_Data_

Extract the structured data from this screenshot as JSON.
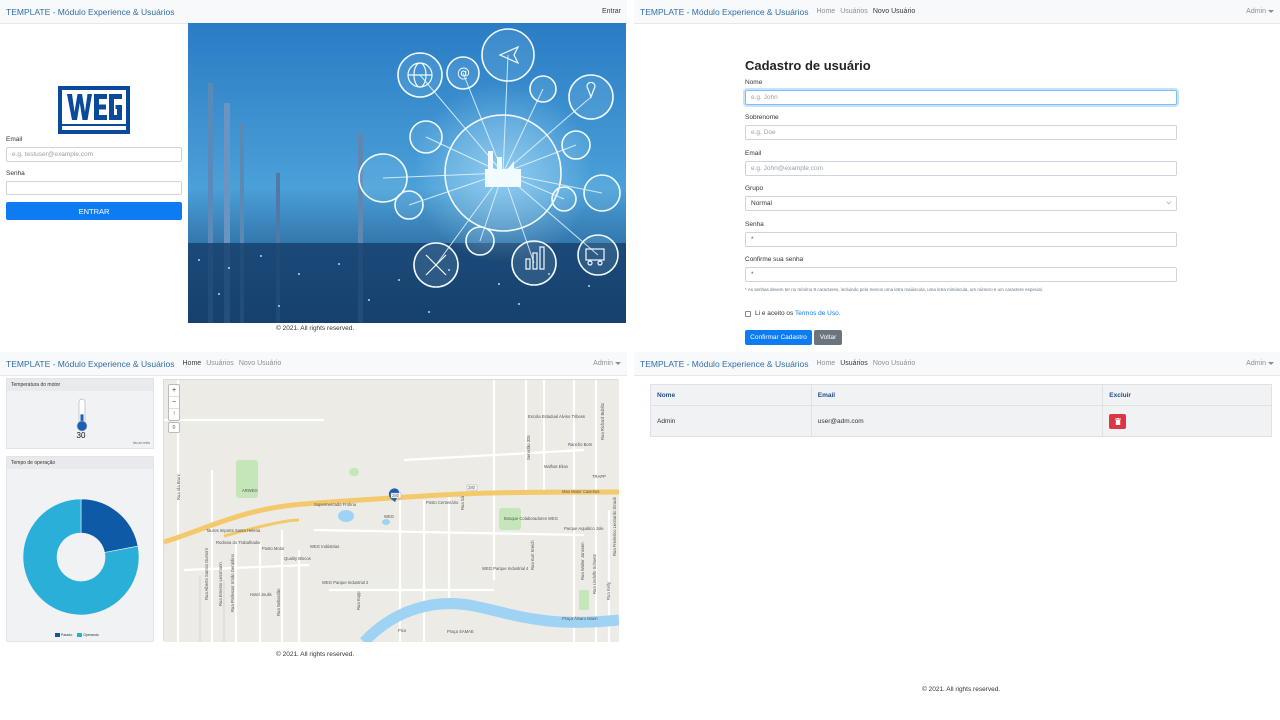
{
  "brand": "TEMPLATE - Módulo Experience & Usuários",
  "footer": "© 2021. All rights reserved.",
  "login": {
    "nav_right": "Entrar",
    "email_label": "Email",
    "email_placeholder": "e.g. testuser@example.com",
    "password_label": "Senha",
    "submit": "ENTRAR"
  },
  "nav": {
    "home": "Home",
    "users": "Usuários",
    "new_user": "Novo Usuário",
    "user_menu": "Admin"
  },
  "register": {
    "title": "Cadastro de usuário",
    "fields": [
      {
        "label": "Nome",
        "placeholder": "e.g. John"
      },
      {
        "label": "Sobrenome",
        "placeholder": "e.g. Doe"
      },
      {
        "label": "Email",
        "placeholder": "e.g. John@example.com"
      },
      {
        "label": "Grupo",
        "value": "Normal"
      },
      {
        "label": "Senha",
        "value": "*"
      },
      {
        "label": "Confirme sua senha",
        "value": "*"
      }
    ],
    "password_hint": "* As senhas devem ter no mínimo 8 caracteres, incluindo pelo menos uma letra maiúscula, uma letra minúscula, um número e um caractere especial.",
    "terms_text": "Li e aceito os",
    "terms_link": "Termos de Uso.",
    "confirm": "Confirmar Cadastro",
    "back": "Voltar"
  },
  "dashboard": {
    "temp_card_title": "Temperatura do motor",
    "temp_value": "30",
    "temp_level": 0.3,
    "temp_caption": "há um mês",
    "op_card_title": "Tempo de operação",
    "chart_data": {
      "type": "pie",
      "title": "Tempo de operação",
      "categories": [
        "Parado",
        "Operando"
      ],
      "values": [
        22,
        78
      ],
      "colors": [
        "#0e5aa7",
        "#2ab0d8"
      ],
      "legend": "bottom"
    }
  },
  "users_table": {
    "headers": [
      "Nome",
      "Email",
      "Excluir"
    ],
    "rows": [
      {
        "name": "Admin",
        "email": "user@adm.com"
      }
    ]
  },
  "map": {
    "labels": [
      "Escola Estadual Alvino Tribess",
      "Rancho Bom",
      "Malhas Elian",
      "Max Motor Caseiros",
      "TRAPP",
      "Supermercado Frohna",
      "Posto Centenário",
      "Tauros Imports Santa Helena",
      "Quality Blocos",
      "Bosque Colaboradores WEG",
      "Parque Aquático Jole",
      "Posto Motor",
      "WEG Indústrias",
      "WEG Parque Industrial 4",
      "WEG Parque Industrial 2",
      "Hotel Joulis",
      "Praça Álvaro Mann",
      "Praça SAMAE",
      "Pico",
      "WEG",
      "ARWEG",
      "Rua Ida Bruni",
      "Rua Alberto Santos Dumont",
      "Rua Ernesto Lessmann",
      "Rua Professor Irmão Geraldino",
      "Rua Sebastião",
      "Rua Richard Bublitz",
      "Rua Kurt Kreich",
      "Servidão 326",
      "Rua Walter Janssen",
      "Rua Lindolfo Schuetz",
      "Rua Kelly",
      "Rua Frederico Leonardo Straub",
      "Rodovia do Trabalhador",
      "Rua Kopp",
      "Rua Sá"
    ],
    "route_numbers": [
      "280",
      "280"
    ]
  }
}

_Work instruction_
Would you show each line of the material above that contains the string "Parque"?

_Solution for this exercise_
      "Parque Aquático Jole",
      "WEG Parque Industrial 4",
      "WEG Parque Industrial 2",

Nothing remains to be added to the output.